sunflower oil
fresh basil leaves, washed.

1. Pre-heat oven to 200C/350F.
2. Wash the tomatoes, halve or quarter any bigger ones and put into a shallow baking tray. Wash the courgettes, trim off the ends and slice in half lengthways. Using a teaspoon, remove and discard the seedy, fluffy middle, then slice and add to the baking tray of tomatoes, together with a glug of sunflower oil, the garlic, roughly chopped and the oregano. Rub the lot with your hands and pop in the oven for 12-15 minutes.
3. Peel and finely slice the onion and cook on a medium heat in a saucepan with a little sunflower oil and a pinch of salt until soft and transparent. Then add the balsamic and allow this to cook down and caramelise the onions slightly.
4. When the tomato/courgette mixture is roasted, remove from the oven and add to the pan, making sure you get all the juices in too. Add the stock and simmer for 1-2 minutes. Take off the heat, blend using a hand blender (cover with a teatowel to avoid tomato splashes) or in a food processor to a rustic consistency, season to taste and serve with a few basil leaves and some warm Irish soda bread.

Monday, April 16, 2012

After a break...

I've had a bit of a break from drawing and illustration lately. I won't bore you with the details why, but I needed something to help me back into the swing of things. So I went back to where I originally rekindled my passion for drawing: fashion illustration.

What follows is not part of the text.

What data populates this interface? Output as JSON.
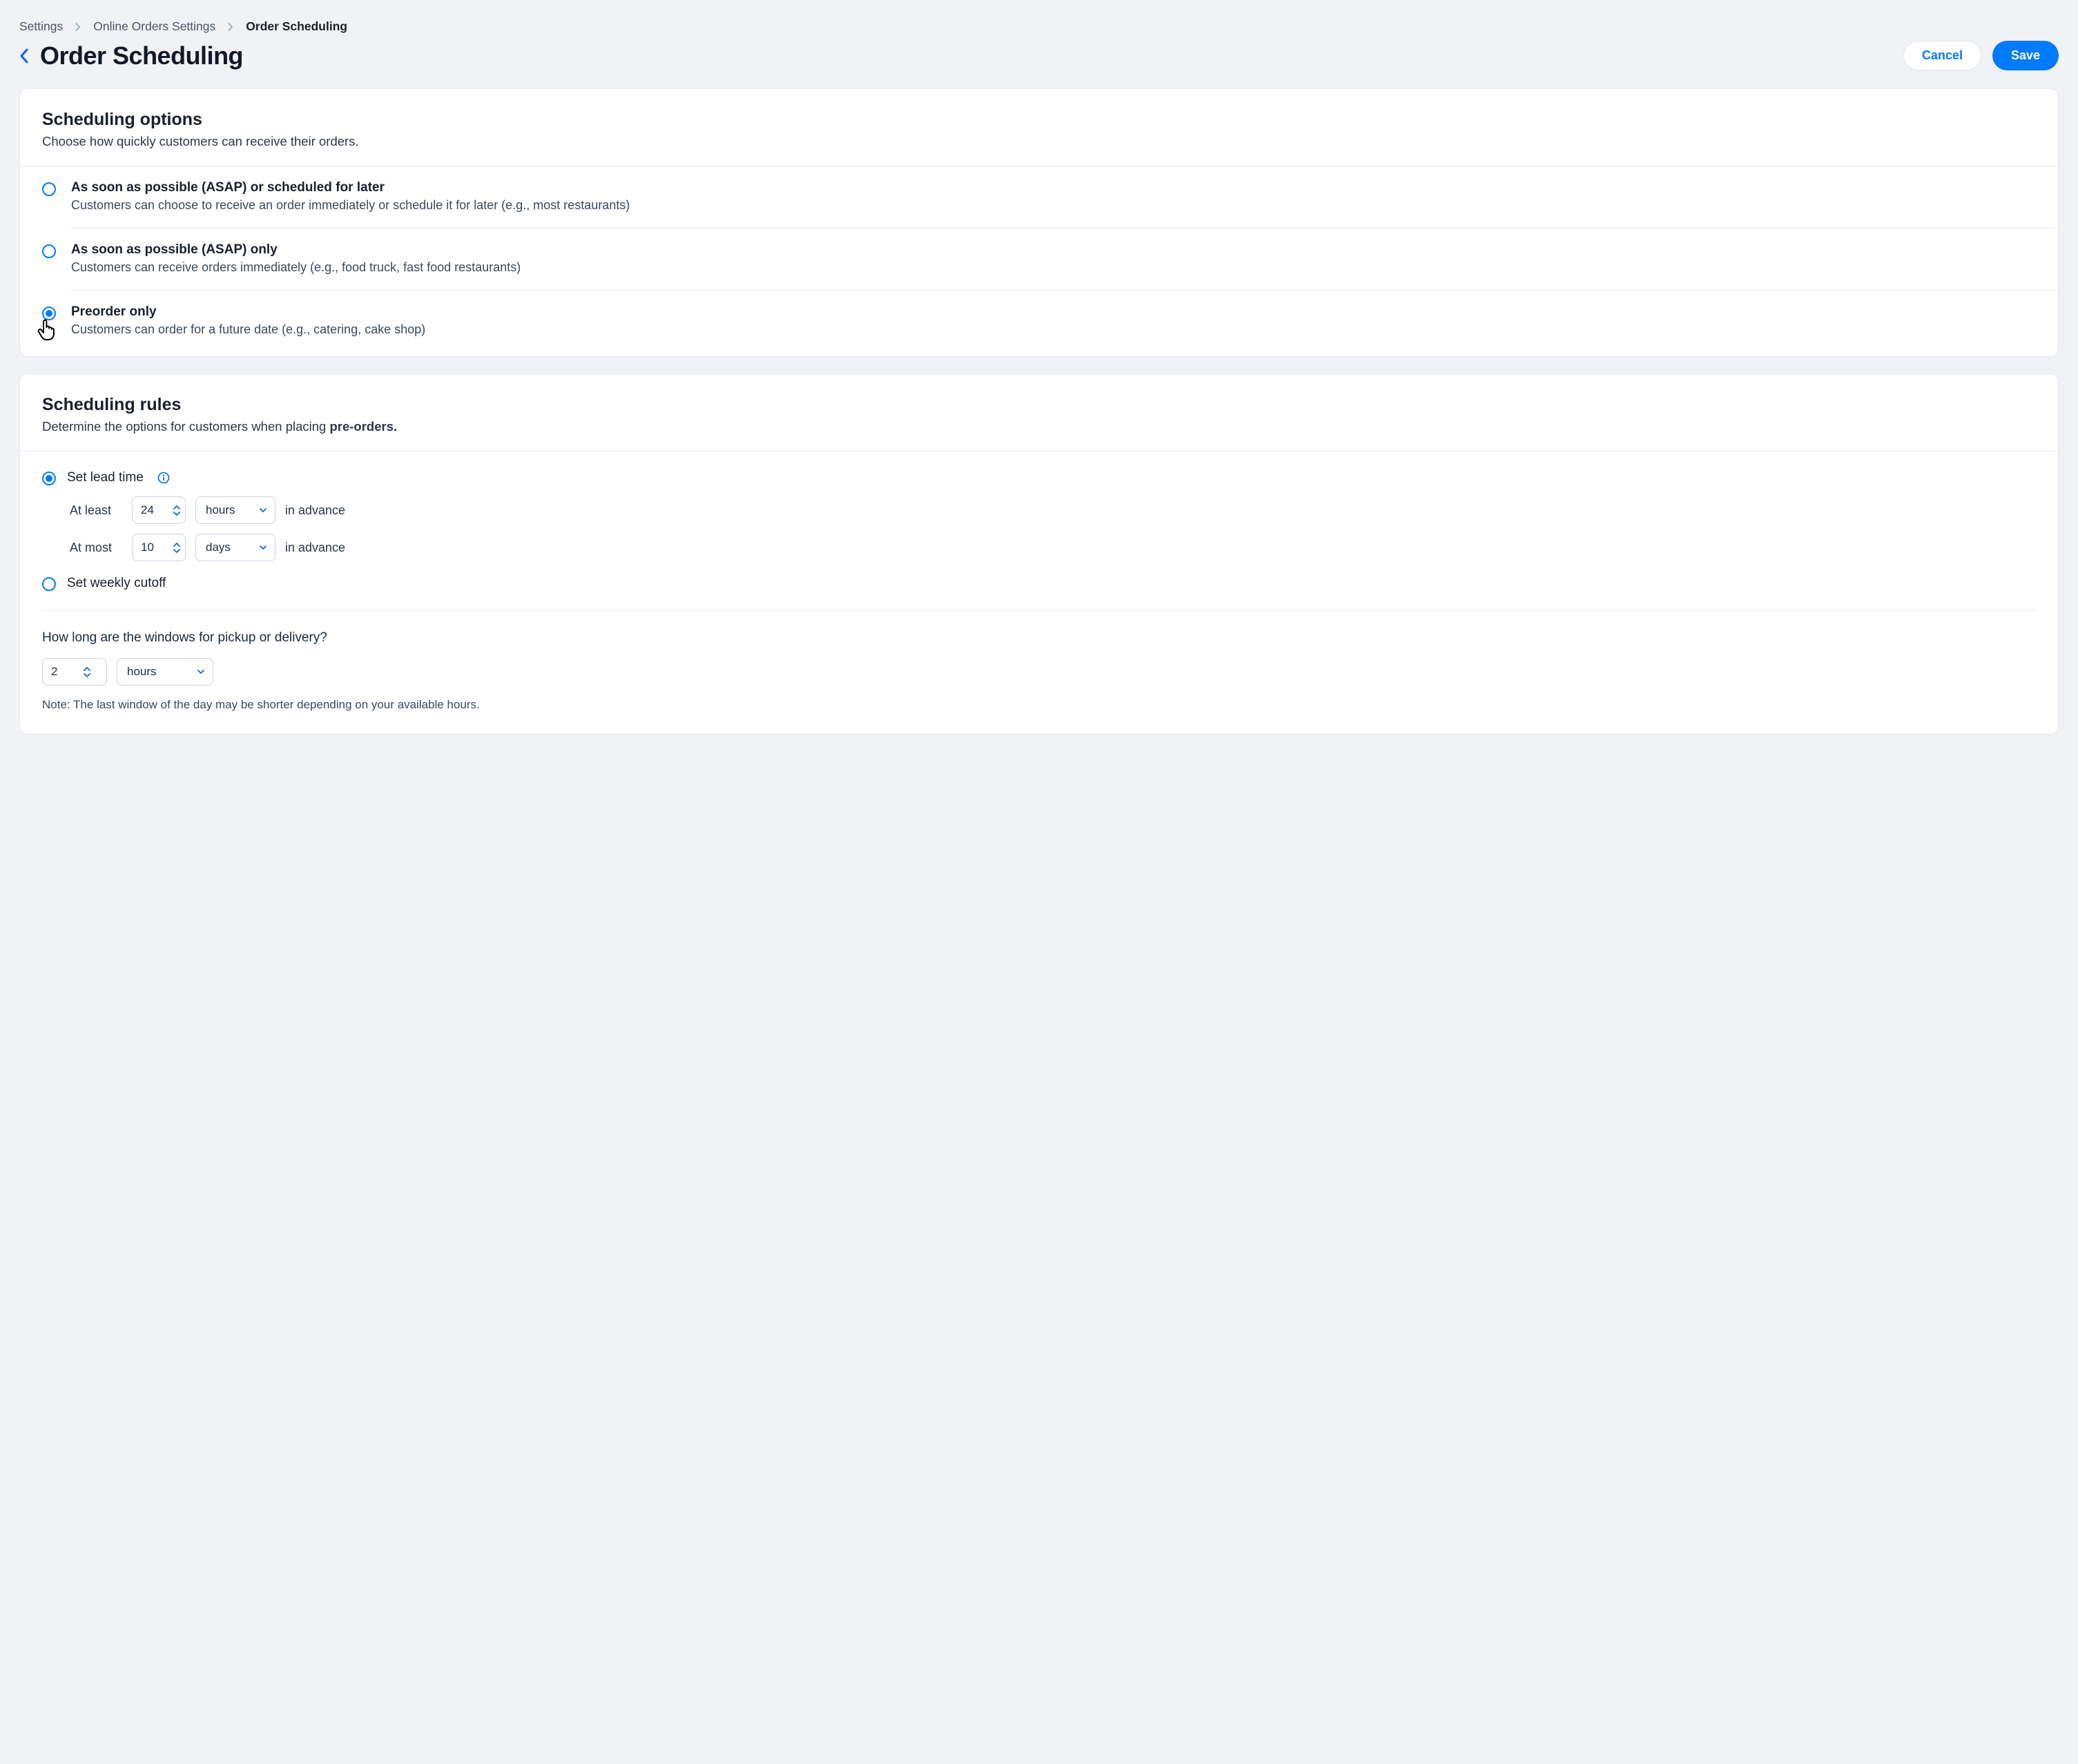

I did two illustrations, based on some magazine images, first using pencil and then finishing with waterproof fineliner pens and some inks. Face proportions are really tricky (especially a 3/4 profile face). I don't think I've quite nailed it here, but at least it's got me started again!